→ EXCERPTED DATA:
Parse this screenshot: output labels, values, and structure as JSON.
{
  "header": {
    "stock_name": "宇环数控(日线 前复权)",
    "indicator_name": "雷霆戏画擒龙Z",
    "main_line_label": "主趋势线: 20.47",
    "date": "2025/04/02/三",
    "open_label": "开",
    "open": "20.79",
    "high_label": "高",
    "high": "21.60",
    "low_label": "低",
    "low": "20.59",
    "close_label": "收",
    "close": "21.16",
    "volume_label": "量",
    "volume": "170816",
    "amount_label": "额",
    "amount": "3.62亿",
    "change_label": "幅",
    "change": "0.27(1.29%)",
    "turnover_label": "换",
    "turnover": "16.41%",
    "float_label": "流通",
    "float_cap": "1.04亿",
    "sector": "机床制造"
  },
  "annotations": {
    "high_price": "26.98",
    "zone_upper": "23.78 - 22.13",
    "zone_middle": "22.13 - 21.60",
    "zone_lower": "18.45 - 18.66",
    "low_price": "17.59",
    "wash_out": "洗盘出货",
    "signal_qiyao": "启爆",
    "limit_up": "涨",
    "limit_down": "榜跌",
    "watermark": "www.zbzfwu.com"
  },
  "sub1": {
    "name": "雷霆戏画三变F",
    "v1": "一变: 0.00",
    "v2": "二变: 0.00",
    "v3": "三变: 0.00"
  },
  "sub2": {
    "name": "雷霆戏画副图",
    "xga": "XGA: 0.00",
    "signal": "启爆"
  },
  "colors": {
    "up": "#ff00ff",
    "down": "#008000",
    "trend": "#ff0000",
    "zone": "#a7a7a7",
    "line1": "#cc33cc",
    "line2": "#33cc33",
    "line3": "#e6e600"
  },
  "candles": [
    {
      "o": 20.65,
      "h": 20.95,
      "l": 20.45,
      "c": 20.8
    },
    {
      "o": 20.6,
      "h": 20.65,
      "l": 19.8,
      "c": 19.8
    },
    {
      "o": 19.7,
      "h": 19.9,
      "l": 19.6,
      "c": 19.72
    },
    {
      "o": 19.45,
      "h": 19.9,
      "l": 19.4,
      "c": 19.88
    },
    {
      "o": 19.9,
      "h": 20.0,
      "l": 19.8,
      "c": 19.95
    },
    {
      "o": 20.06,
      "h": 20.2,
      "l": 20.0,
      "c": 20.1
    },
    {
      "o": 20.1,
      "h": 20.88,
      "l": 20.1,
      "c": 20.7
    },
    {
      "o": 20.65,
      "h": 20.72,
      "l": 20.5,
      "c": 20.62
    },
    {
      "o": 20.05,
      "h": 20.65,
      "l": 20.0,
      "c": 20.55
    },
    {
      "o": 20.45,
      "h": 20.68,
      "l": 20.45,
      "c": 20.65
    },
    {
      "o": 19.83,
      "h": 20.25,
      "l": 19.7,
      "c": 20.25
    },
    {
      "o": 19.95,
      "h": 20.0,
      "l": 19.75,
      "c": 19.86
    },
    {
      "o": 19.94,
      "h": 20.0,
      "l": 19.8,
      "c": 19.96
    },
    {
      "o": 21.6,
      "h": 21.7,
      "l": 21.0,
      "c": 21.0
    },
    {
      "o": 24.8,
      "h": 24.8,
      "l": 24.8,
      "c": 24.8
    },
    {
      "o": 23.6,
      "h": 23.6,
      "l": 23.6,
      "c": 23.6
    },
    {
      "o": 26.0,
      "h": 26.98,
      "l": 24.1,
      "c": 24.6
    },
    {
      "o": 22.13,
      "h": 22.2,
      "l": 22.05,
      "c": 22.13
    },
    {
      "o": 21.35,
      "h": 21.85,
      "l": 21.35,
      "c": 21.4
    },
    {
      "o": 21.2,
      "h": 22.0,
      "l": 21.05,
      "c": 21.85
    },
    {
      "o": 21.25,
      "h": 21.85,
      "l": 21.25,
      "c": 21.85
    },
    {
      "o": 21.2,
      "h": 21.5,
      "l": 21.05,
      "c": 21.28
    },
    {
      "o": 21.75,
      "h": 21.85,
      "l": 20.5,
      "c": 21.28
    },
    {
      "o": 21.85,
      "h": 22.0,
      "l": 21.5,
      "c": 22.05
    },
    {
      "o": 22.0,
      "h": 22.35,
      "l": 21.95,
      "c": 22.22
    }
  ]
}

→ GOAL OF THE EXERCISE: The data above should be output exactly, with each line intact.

→ OUTPUT FOR THIS EXERCISE:
Parse this screenshot: output labels, values, and structure as JSON.
{
  "header": {
    "stock_name": "宇环数控(日线 前复权)",
    "indicator_name": "雷霆戏画擒龙Z",
    "main_line_label": "主趋势线: 20.47",
    "date": "2025/04/02/三",
    "open_label": "开",
    "open": "20.79",
    "high_label": "高",
    "high": "21.60",
    "low_label": "低",
    "low": "20.59",
    "close_label": "收",
    "close": "21.16",
    "volume_label": "量",
    "volume": "170816",
    "amount_label": "额",
    "amount": "3.62亿",
    "change_label": "幅",
    "change": "0.27(1.29%)",
    "turnover_label": "换",
    "turnover": "16.41%",
    "float_label": "流通",
    "float_cap": "1.04亿",
    "sector": "机床制造"
  },
  "annotations": {
    "high_price": "26.98",
    "zone_upper": "23.78 - 22.13",
    "zone_middle": "22.13 - 21.60",
    "zone_lower": "18.45 - 18.66",
    "low_price": "17.59",
    "wash_out": "洗盘出货",
    "signal_qiyao": "启爆",
    "limit_up": "涨",
    "limit_down": "榜跌",
    "watermark": "www.zbzfwu.com"
  },
  "sub1": {
    "name": "雷霆戏画三变F",
    "v1": "一变: 0.00",
    "v2": "二变: 0.00",
    "v3": "三变: 0.00"
  },
  "sub2": {
    "name": "雷霆戏画副图",
    "xga": "XGA: 0.00",
    "signal": "启爆"
  },
  "colors": {
    "up": "#ff00ff",
    "down": "#008000",
    "trend": "#ff0000",
    "zone": "#a7a7a7",
    "line1": "#cc33cc",
    "line2": "#33cc33",
    "line3": "#e6e600"
  },
  "candles": [
    {
      "o": 20.65,
      "h": 20.95,
      "l": 20.45,
      "c": 20.8
    },
    {
      "o": 20.6,
      "h": 20.65,
      "l": 19.8,
      "c": 19.8
    },
    {
      "o": 19.7,
      "h": 19.9,
      "l": 19.6,
      "c": 19.72
    },
    {
      "o": 19.45,
      "h": 19.9,
      "l": 19.4,
      "c": 19.88
    },
    {
      "o": 19.9,
      "h": 20.0,
      "l": 19.8,
      "c": 19.95
    },
    {
      "o": 20.06,
      "h": 20.2,
      "l": 20.0,
      "c": 20.1
    },
    {
      "o": 20.1,
      "h": 20.88,
      "l": 20.1,
      "c": 20.7
    },
    {
      "o": 20.65,
      "h": 20.72,
      "l": 20.5,
      "c": 20.62
    },
    {
      "o": 20.05,
      "h": 20.65,
      "l": 20.0,
      "c": 20.55
    },
    {
      "o": 20.45,
      "h": 20.68,
      "l": 20.45,
      "c": 20.65
    },
    {
      "o": 19.83,
      "h": 20.25,
      "l": 19.7,
      "c": 20.25
    },
    {
      "o": 19.95,
      "h": 20.0,
      "l": 19.75,
      "c": 19.86
    },
    {
      "o": 19.94,
      "h": 20.0,
      "l": 19.8,
      "c": 19.96
    },
    {
      "o": 21.6,
      "h": 21.7,
      "l": 21.0,
      "c": 21.0
    },
    {
      "o": 24.8,
      "h": 24.8,
      "l": 24.8,
      "c": 24.8
    },
    {
      "o": 23.6,
      "h": 23.6,
      "l": 23.6,
      "c": 23.6
    },
    {
      "o": 26.0,
      "h": 26.98,
      "l": 24.1,
      "c": 24.6
    },
    {
      "o": 22.13,
      "h": 22.2,
      "l": 22.05,
      "c": 22.13
    },
    {
      "o": 21.35,
      "h": 21.85,
      "l": 21.35,
      "c": 21.4
    },
    {
      "o": 21.2,
      "h": 22.0,
      "l": 21.05,
      "c": 21.85
    },
    {
      "o": 21.25,
      "h": 21.85,
      "l": 21.25,
      "c": 21.85
    },
    {
      "o": 21.2,
      "h": 21.5,
      "l": 21.05,
      "c": 21.28
    },
    {
      "o": 21.75,
      "h": 21.85,
      "l": 20.5,
      "c": 21.28
    },
    {
      "o": 21.85,
      "h": 22.0,
      "l": 21.5,
      "c": 22.05
    },
    {
      "o": 22.0,
      "h": 22.35,
      "l": 21.95,
      "c": 22.22
    }
  ]
}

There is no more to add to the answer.